### Aim of the task
Whenever a line of the material contains the string "true", it should be copied.

****************************************

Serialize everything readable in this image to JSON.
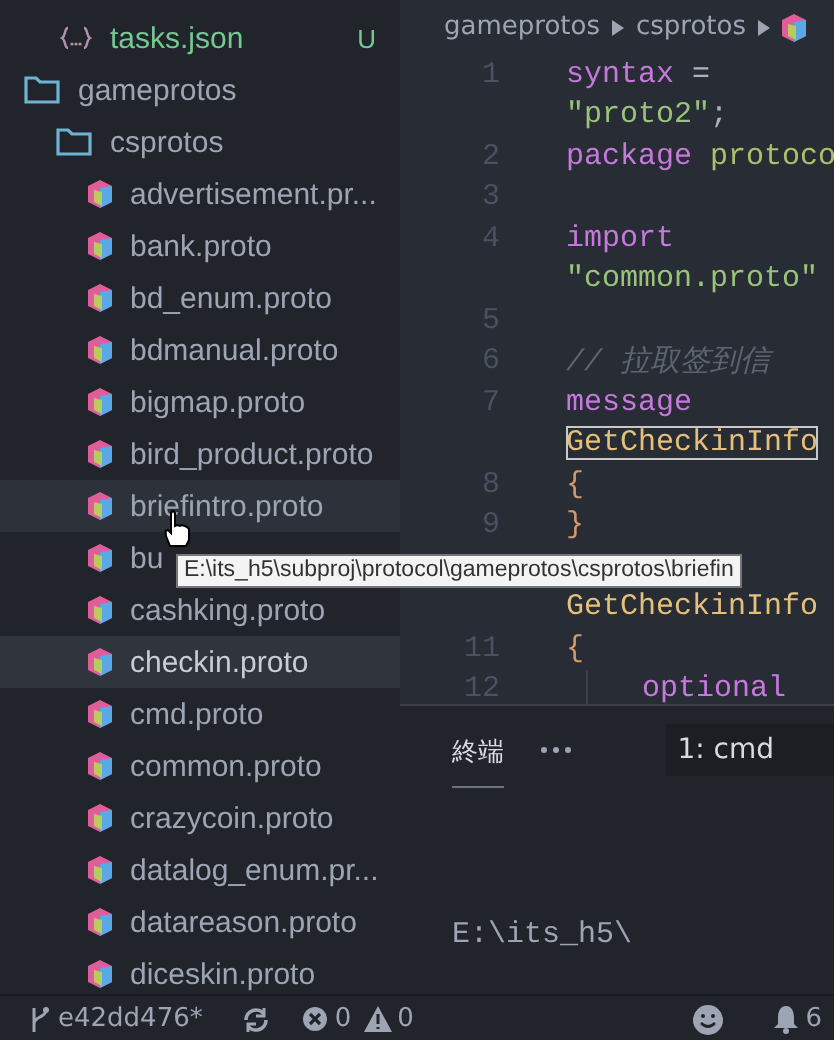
{
  "sidebar": {
    "tree": [
      {
        "label": "tasks.json",
        "kind": "json",
        "badge": "U",
        "selected": false,
        "hovered": false
      },
      {
        "label": "gameprotos",
        "kind": "folder",
        "selected": false,
        "hovered": false,
        "children": [
          {
            "label": "csprotos",
            "kind": "folder",
            "selected": false,
            "hovered": false,
            "children": [
              {
                "label": "advertisement.pr...",
                "kind": "proto",
                "selected": false,
                "hovered": false
              },
              {
                "label": "bank.proto",
                "kind": "proto",
                "selected": false,
                "hovered": false
              },
              {
                "label": "bd_enum.proto",
                "kind": "proto",
                "selected": false,
                "hovered": false
              },
              {
                "label": "bdmanual.proto",
                "kind": "proto",
                "selected": false,
                "hovered": false
              },
              {
                "label": "bigmap.proto",
                "kind": "proto",
                "selected": false,
                "hovered": false
              },
              {
                "label": "bird_product.proto",
                "kind": "proto",
                "selected": false,
                "hovered": false
              },
              {
                "label": "briefintro.proto",
                "kind": "proto",
                "selected": false,
                "hovered": true
              },
              {
                "label": "bu",
                "kind": "proto",
                "selected": false,
                "hovered": false
              },
              {
                "label": "cashking.proto",
                "kind": "proto",
                "selected": false,
                "hovered": false
              },
              {
                "label": "checkin.proto",
                "kind": "proto",
                "selected": true,
                "hovered": false
              },
              {
                "label": "cmd.proto",
                "kind": "proto",
                "selected": false,
                "hovered": false
              },
              {
                "label": "common.proto",
                "kind": "proto",
                "selected": false,
                "hovered": false
              },
              {
                "label": "crazycoin.proto",
                "kind": "proto",
                "selected": false,
                "hovered": false
              },
              {
                "label": "datalog_enum.pr...",
                "kind": "proto",
                "selected": false,
                "hovered": false
              },
              {
                "label": "datareason.proto",
                "kind": "proto",
                "selected": false,
                "hovered": false
              },
              {
                "label": "diceskin.proto",
                "kind": "proto",
                "selected": false,
                "hovered": false
              }
            ]
          }
        ]
      }
    ]
  },
  "tooltip": {
    "text": "E:\\its_h5\\subproj\\protocol\\gameprotos\\csprotos\\briefin"
  },
  "editor": {
    "breadcrumb": [
      "gameprotos",
      "csprotos"
    ],
    "rows": [
      {
        "number": "1",
        "tokens": [
          {
            "kind": "keyword",
            "text": "syntax"
          },
          {
            "kind": "plain",
            "text": " ="
          }
        ]
      },
      {
        "tokens": [
          {
            "kind": "string",
            "text": "\"proto2\""
          },
          {
            "kind": "plain",
            "text": ";"
          }
        ]
      },
      {
        "number": "2",
        "tokens": [
          {
            "kind": "keyword",
            "text": "package"
          },
          {
            "kind": "name",
            "text": " protoco"
          }
        ]
      },
      {
        "number": "3",
        "tokens": []
      },
      {
        "number": "4",
        "tokens": [
          {
            "kind": "keyword",
            "text": "import"
          }
        ]
      },
      {
        "tokens": [
          {
            "kind": "string",
            "text": "\"common.proto\""
          }
        ]
      },
      {
        "number": "5",
        "tokens": []
      },
      {
        "number": "6",
        "tokens": [
          {
            "kind": "comment",
            "text": "// 拉取签到信"
          }
        ]
      },
      {
        "number": "7",
        "tokens": [
          {
            "kind": "keyword",
            "text": "message"
          }
        ]
      },
      {
        "tokens": [
          {
            "kind": "highlight",
            "text": "GetCheckinInfo"
          }
        ]
      },
      {
        "number": "8",
        "tokens": [
          {
            "kind": "brace",
            "text": "{"
          }
        ]
      },
      {
        "number": "9",
        "tokens": [
          {
            "kind": "brace",
            "text": "}"
          }
        ]
      },
      {
        "tokens": []
      },
      {
        "tokens": [
          {
            "kind": "type",
            "text": "GetCheckinInfo"
          }
        ]
      },
      {
        "number": "11",
        "tokens": [
          {
            "kind": "brace",
            "text": "{"
          }
        ]
      },
      {
        "number": "12",
        "nested": true,
        "tokens": [
          {
            "kind": "keyword",
            "text": "optional"
          }
        ]
      }
    ]
  },
  "panel": {
    "tabs": [
      {
        "label": "終端",
        "selected": true
      }
    ],
    "terminal_select": "1: cmd",
    "output": "E:\\its_h5\\"
  },
  "status_bar": {
    "branch": "e42dd476*",
    "errors": "0",
    "warnings": "0",
    "notifications": "6"
  }
}
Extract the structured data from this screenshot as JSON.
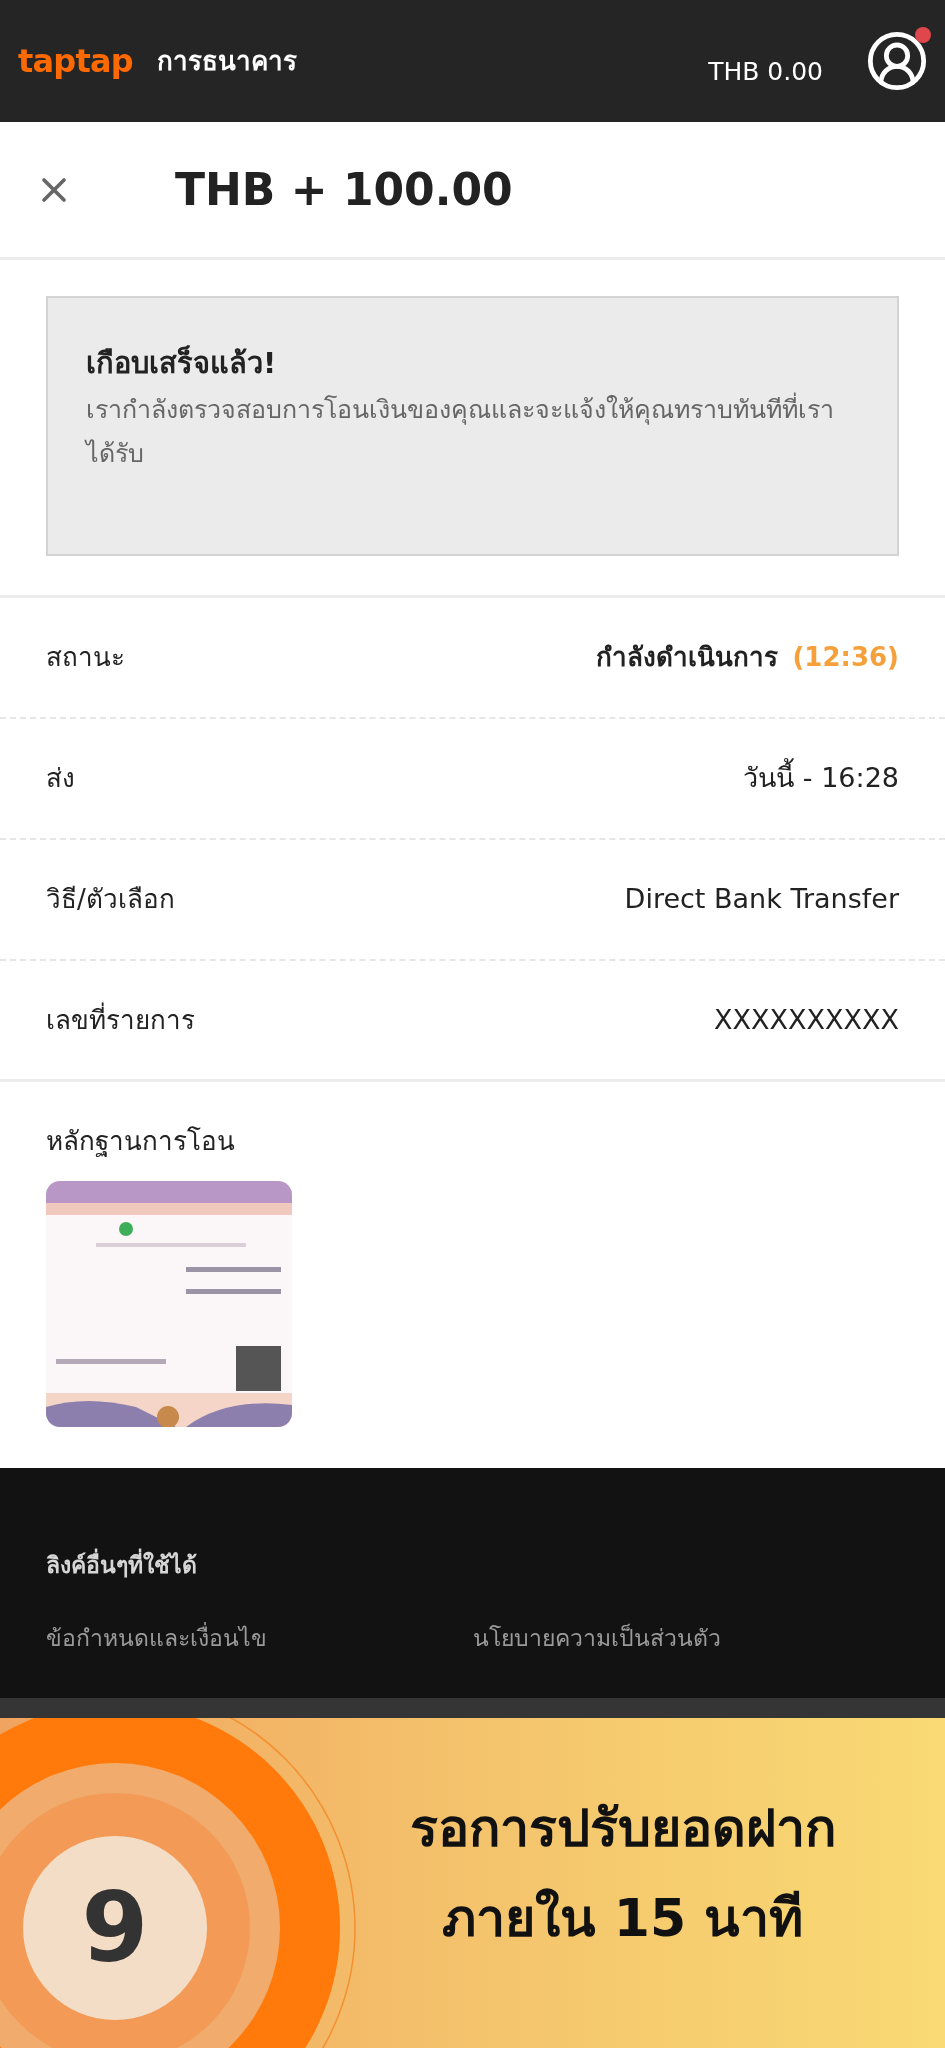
{
  "header": {
    "logo": "taptap",
    "title": "การธนาคาร",
    "balance": "THB 0.00",
    "has_notification": true
  },
  "transaction": {
    "amount": "THB + 100.00"
  },
  "notice": {
    "title": "เกือบเสร็จแล้ว!",
    "message": "เรากำลังตรวจสอบการโอนเงินของคุณและจะแจ้งให้คุณทราบทันทีที่เราได้รับ"
  },
  "details": [
    {
      "label": "สถานะ",
      "value": "กำลังดำเนินการ",
      "timer": "(12:36)",
      "kind": "status"
    },
    {
      "label": "ส่ง",
      "value": "วันนี้ - 16:28",
      "kind": "plain"
    },
    {
      "label": "วิธี/ตัวเลือก",
      "value": "Direct Bank Transfer",
      "kind": "plain"
    },
    {
      "label": "เลขที่รายการ",
      "value": "XXXXXXXXXX",
      "kind": "plain"
    }
  ],
  "proof": {
    "label": "หลักฐานการโอน",
    "kind": "picture"
  },
  "footer": {
    "heading": "ลิงค์อื่นๆที่ใช้ได้",
    "links": [
      "ข้อกำหนดและเงื่อนไข",
      "นโยบายความเป็นส่วนตัว"
    ]
  },
  "banner": {
    "step": "9",
    "lines": [
      "รอการปรับยอดฝาก",
      "ภายใน 15 นาที"
    ]
  }
}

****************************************

### Answer box
                "hovered": true
                "selected": true,
        "nested": true,
        "selected": true
    "has_notification": true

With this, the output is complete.